Between 1945 and 1961, around 3.6 million people left the Soviet zone of Germany and East Berlin, causing increasing difficulties for the leadership of the East German communist regime. Half of this steady stream of refugees went via West Berlin. About half a million people crossed the sector borders each day in both directions, enabling them to compare living conditions on both sides.
In 1960 alone, around 360,000 people made a permanent move to the West. The GDR was on the brink of social and economic collapse.
On 13 August 1961, the Berlin Wall was erected by the ruling powers in East Berlin and Moscow, thereby closing the last gap in the Iron Curtain that divided all of Europe. The communist regime had failed and was no longer able or willing to watch its citizens continue to “vote with their feet.” Families and friends were torn apart, and lives and hopes were destroyed.
Over the years, well over 100,000 citizens of the GDR tried to escape across the inner-German border or the Berlin Wall and displayed great ingenuity in their attempts to surmount the Wall, sometimes tunneling under it or even flying over it. Several hundred paid with their lives for their desire to be free were shot and killed by GDR border guards or died in other ways during their escape attempt.

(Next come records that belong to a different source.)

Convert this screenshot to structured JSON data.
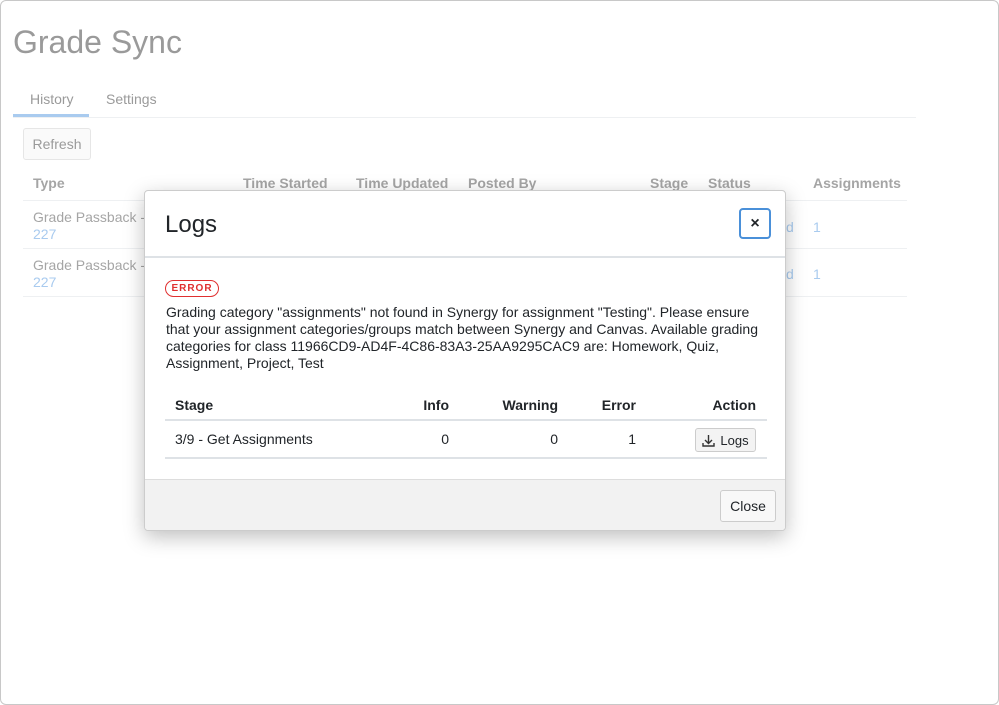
{
  "page": {
    "title": "Grade Sync",
    "tabs": [
      {
        "label": "History"
      },
      {
        "label": "Settings"
      }
    ],
    "refresh_label": "Refresh",
    "columns": [
      "Type",
      "Time Started",
      "Time Updated",
      "Posted By",
      "Stage",
      "Status",
      "Assignments"
    ],
    "rows": [
      {
        "type": "Grade Passback -",
        "id": "227",
        "status": "d",
        "assignments": "1"
      },
      {
        "type": "Grade Passback -",
        "id": "227",
        "status": "d",
        "assignments": "1"
      }
    ]
  },
  "modal": {
    "title": "Logs",
    "close_icon": "×",
    "badge": "ERROR",
    "message": "Grading category \"assignments\" not found in Synergy for assignment \"Testing\". Please ensure that your assignment categories/groups match between Synergy and Canvas. Available grading categories for class 11966CD9-AD4F-4C86-83A3-25AA9295CAC9 are: Homework, Quiz, Assignment, Project, Test",
    "table": {
      "headers": [
        "Stage",
        "Info",
        "Warning",
        "Error",
        "Action"
      ],
      "rows": [
        {
          "stage": "3/9 - Get Assignments",
          "info": "0",
          "warning": "0",
          "error": "1",
          "action": "Logs"
        }
      ]
    },
    "close_label": "Close"
  }
}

In the course of the Cold War, both Great Powers, the USA and the USSR, were more and more enmeshed in an armament race, which made Europe a powder keg. But above all, this armament race cost a great deal. The expenditures on defense had increased to the very limit of what was possible, especially in the Eastern Bloc.
At the Gdansk shipyard in Poland workers went on strike led by Lech Walesa. Pope John Paul II-mediated. In Moscow, the Soviet leader Mikhail Gorbachev was weakening the policy. Tough negotiations on disarmament had produced visible results. US President Ronald Reagan urged Gorbachev at the Brandenburg Gate to tear down the Wall. Hungary opened its borders and allowed East Germans to pass unhindered. Thousands of others occupied the German Embassy in Prague and forced their departure.
Symptoms of a breakdown in the communist power structure – not least through the engagement of the United States of America and, above all, through the courageous, peaceful actions of dissident civil rights groups – gave Berliners and Germans a second chance. On 9 November 1989, Berliners from east and west fell into each other’s arms, sobbing with joy. Thousands celebrated the fall of the Wall at the crossing points and on top of the Wall itself. Pictures of this night went around the world.
Just under a year later, on 3 October 1990, German unity became a reality also under international law. The desire for freedom and self-determination had won out. Berlin – for decades the center of confrontation and of the Cold War – was now a symbol of German unification and of the future of Europe. (Text:Bundeswehr)
HOW TO REACH
PUBLIC TRANSPORT SERVICE
Subway Station S-U Warschauer Str.
Subway Station S-U Schlesisches Tor
TICKET PRICES AT THE MUSEUM
TICKET PRICES ONLINE
Children up to 7 years - free admission
The Wall Museum Berlin is open 365 days a year.
Daily from 10 AM to 7 PM (19:00).
Last admission is at 18:30.
Please feel free to take photos of our museum.